Page and application data records:
———
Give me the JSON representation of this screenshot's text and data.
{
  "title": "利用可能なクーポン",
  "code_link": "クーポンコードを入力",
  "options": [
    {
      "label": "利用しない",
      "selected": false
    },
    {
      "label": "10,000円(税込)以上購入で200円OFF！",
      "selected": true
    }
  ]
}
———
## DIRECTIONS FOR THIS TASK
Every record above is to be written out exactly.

## ANSWER BOX
Give me the JSON representation of this screenshot's text and data.
{
  "title": "利用可能なクーポン",
  "code_link": "クーポンコードを入力",
  "options": [
    {
      "label": "利用しない",
      "selected": false
    },
    {
      "label": "10,000円(税込)以上購入で200円OFF！",
      "selected": true
    }
  ]
}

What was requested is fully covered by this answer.